In other business during its September regular monthly meeting, the Warren County Board of Commissioners:

• Heard comments from the public about the ongoing Community Remembrance Project to recognize two victims of lynchings in Warren County and move forward through reconciliation and healing to seek better, united future for all county residents; about a plea to hunters who utilize dogs to prevent them from wandering through private property, where they could cause disruptions or dangers to residents; and a call for a move from county-wide voting for seats on the board of county commissioners to district voting that would enable residents of a particular district to elect the people who represent them, instead of the entire county.

• Approved an amendment to the Heritage Mulch Project Ordinance to reflect an increase in the NC Department of Transportation reimbursement to $291,332, which increases the appropriation for engineering and construction to that amount. The amendment appropriates funds to the Buck Spring Regional Leadership Excellence Center for reimbursable architectural fees no originally budgeted.

• Approved a capital project ordinance for the Emergency Management John Graham Renovation Project to reflect an Emergency Management Building Competitive Grant in the amount of $383,500 to be used to renovate the John Graham gym for use as an emergency shelter.

• Approved a resolution to apply for a US Department of Transportation Reconnecting Communities Grant in the amount of $160,000 with a match of $40,000 for a total project amount of $200,000. The county budget allocates $100,000 toward the planning work for a greenway/multi-modal path project connecting the county’s three municipalities of Warrenton, Norlina and Macon. The grant application concerns planning a linear park, known as a greenway or trail, along Highways 158 and 401 from Warrenton to Norlina, Hwy. 158 from Norlina to Macon and Hwy. 158 from Macon to Warrenton.

• Approved a one-year cleaning services contract not to exceed $129,600 with the county’s current provider, A+ Commercial Cleaning.

• Gave its authorization for the county to apply for state funding for construction of the following public utilities projects: regional elevated water storage tank, Pleasant Hills Pump station replacement and Eaton Ferry sewer extension.

• Approved a waiver of solid waste tipping fees for North Carolina Department of Transportation shingle and trash cleanup on Hwy. 158. It was reported that over the weekend of Aug. 27, there was an illegal dumping of shingles and trash on Hwy. 158 at the blinking light near Macon. Two loads of trash were taken to the transfer station on Aug. 30.

• Appointed Renee Alston, interim Warren County Department of Social Services director, to the Kerr-Tar Area Transportation Authority. This appointment replaces Wynona Thomas and is effective as long as Alston remains acting interim DSS director.

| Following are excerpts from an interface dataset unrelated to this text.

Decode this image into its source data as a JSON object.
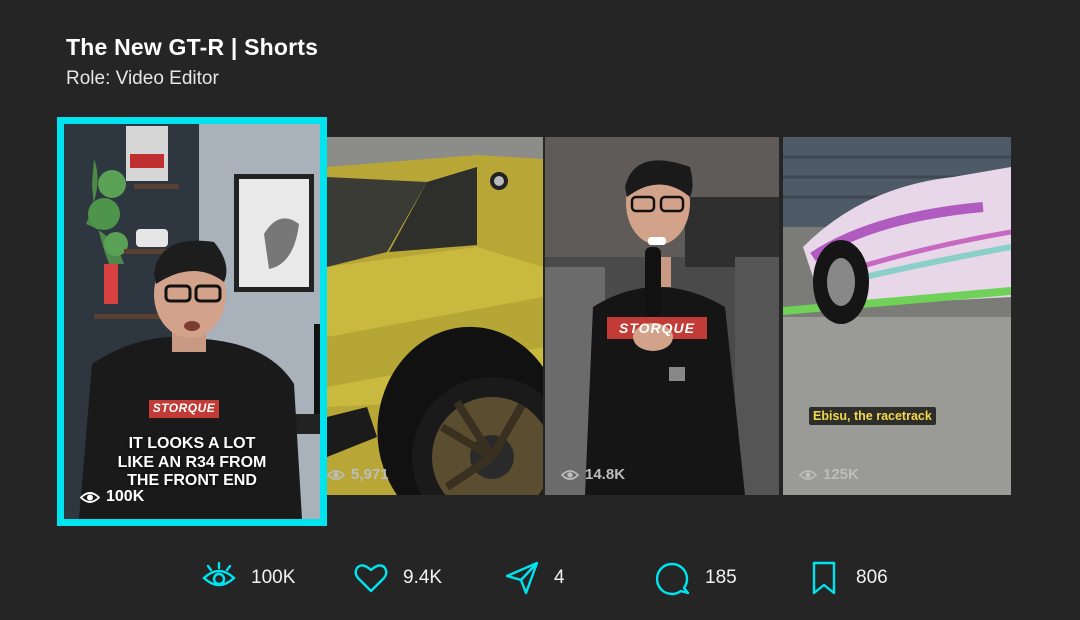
{
  "header": {
    "title": "The New GT-R | Shorts",
    "role": "Role: Video Editor"
  },
  "featured": {
    "caption_lines": [
      "IT LOOKS A LOT",
      "LIKE AN R34 FROM",
      "THE FRONT END"
    ],
    "views": "100K",
    "shirt_logo": "STORQUE"
  },
  "thumbnails": [
    {
      "views": "5,971"
    },
    {
      "views": "14.8K",
      "shirt_logo": "STORQUE"
    },
    {
      "views": "125K",
      "caption": "Ebisu, the racetrack"
    }
  ],
  "stats": {
    "views": "100K",
    "likes": "9.4K",
    "shares": "4",
    "comments": "185",
    "saves": "806"
  },
  "colors": {
    "accent": "#00e4f0",
    "background": "#252525"
  }
}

• Re-appointed Michael Coffman and Jonas Milo Alston to their second terms on the Recreation Commission. The terms run from July 1, 2022-June 30, 2025.

• Appointed Robert L. Chapman to the Warren County Memorial Library Board of Trustees for the first term running from September 2022-Aug. 31, 2025.

• Re-appointed Barbara Brayboy (third term), Elizabeth Greenway (third term), Margaret Hairston (second term), Evelyn Hall (second term), Benjamin Hunter (fourth term) and Janet Lesser (third term) to the Warren County Memorial Library Board of Trustees. Terms run from July 1, 2022-June 30, 2025.